Tips and guidance on effective study - simply choose the links that interest you!
This is the creative part of the process! Many people go through a rough three-stage process when drafting assignments.
It is very easy to stray off course when you are writing assignments, partly because you may get carried away with what you are writing about. You need to keep an overview of the assignment writing process while you are working. By writing a plan (a rough outline of the structure of your assignment) you can start to sort out what’s relevant and shape the structure and progress of your arguments, keeping them pertinent to the question and logically ordered.
OU tutor, Eulina, describes how staying focused on the assignment title will improve your marks.Sign in to view this video
Getting going on the first draft can be difficult. If you are stuck and don't know how to start, try the following.
Mind mapping is a useful way of organising your initial thoughts. Have a look at this interactive demonstration:
Lynn, describes how she starts to think about the content of an assignment.Sign in to view this video
Remember to stay focused on the assignment title as you are working. Cynthia and Robin, OU students, describe their approaches to the writing process.Sign in to view this video
Look back at the feedback you've had for previous assignments, and check if there is anything new you should be doing. Then start to write.
If you use ‘cut and paste’ in your wordprocessor and you want to undo what you’ve just done, you can use the ‘undo’ function (also note that there will be a ‘redo’ function in your wordprocessor). Find out about these useful functions on the demonstrations page.
James gives his advice on organising your thoughts and your words as your draft progresses.Sign in to view this video
Try to write your first draft quickly. If you have to write yours by hand into an assignment booklet, always use spare paper for your first draft so you can make changes. If you are using a word processor, make sure that cutting and pasting words into different sections hasn't introduced repetition or an illogical ordering of your argument. Add reference information as you go.
You can use ‘outline view’ in your word-processing document to check the structure of your writing.
Don't spend ages perfecting sentences and ideas at this stage. You may find yourself coming out with a stream of consciousness, if so just get it down on paper. Then read it through and ask yourself some searching questions.
The aim of a second draft is to improve on what you've already written, rather than do any major restructuring.
Students often inadvertently misread the question and end up losing marks by answering a completely different question.
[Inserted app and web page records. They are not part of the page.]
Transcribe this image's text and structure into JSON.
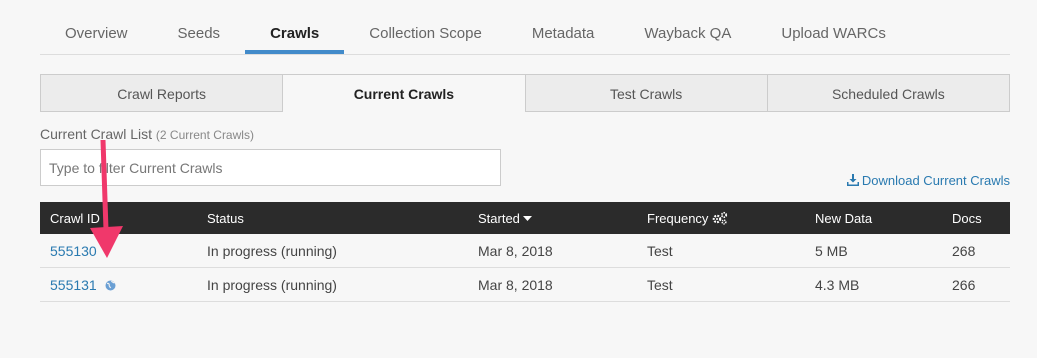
{
  "topnav": {
    "tabs": [
      {
        "label": "Overview"
      },
      {
        "label": "Seeds"
      },
      {
        "label": "Crawls"
      },
      {
        "label": "Collection Scope"
      },
      {
        "label": "Metadata"
      },
      {
        "label": "Wayback QA"
      },
      {
        "label": "Upload WARCs"
      }
    ],
    "active": "Crawls"
  },
  "subtabs": [
    {
      "label": "Crawl Reports"
    },
    {
      "label": "Current Crawls"
    },
    {
      "label": "Test Crawls"
    },
    {
      "label": "Scheduled Crawls"
    }
  ],
  "list": {
    "title": "Current Crawl List",
    "count": "(2 Current Crawls)",
    "filter_placeholder": "Type to filter Current Crawls",
    "download_label": "Download Current Crawls"
  },
  "table": {
    "headers": [
      "Crawl ID",
      "Status",
      "Started",
      "Frequency",
      "New Data",
      "Docs"
    ],
    "rows": [
      {
        "id": "555130",
        "status": "In progress (running)",
        "started": "Mar 8, 2018",
        "frequency": "Test",
        "new_data": "5 MB",
        "docs": "268"
      },
      {
        "id": "555131",
        "status": "In progress (running)",
        "started": "Mar 8, 2018",
        "frequency": "Test",
        "new_data": "4.3 MB",
        "docs": "266"
      }
    ]
  },
  "colors": {
    "accent": "#428bca",
    "link": "#2a7ab0",
    "table_header_bg": "#2b2b2b",
    "annotation_arrow": "#f0386b"
  },
  "icons": [
    "download-icon",
    "sort-caret-icon",
    "gears-icon",
    "globe-icon",
    "annotation-arrow"
  ]
}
Contact your fellow students and tutor about your thoughts so far – just to check that you are on the right track.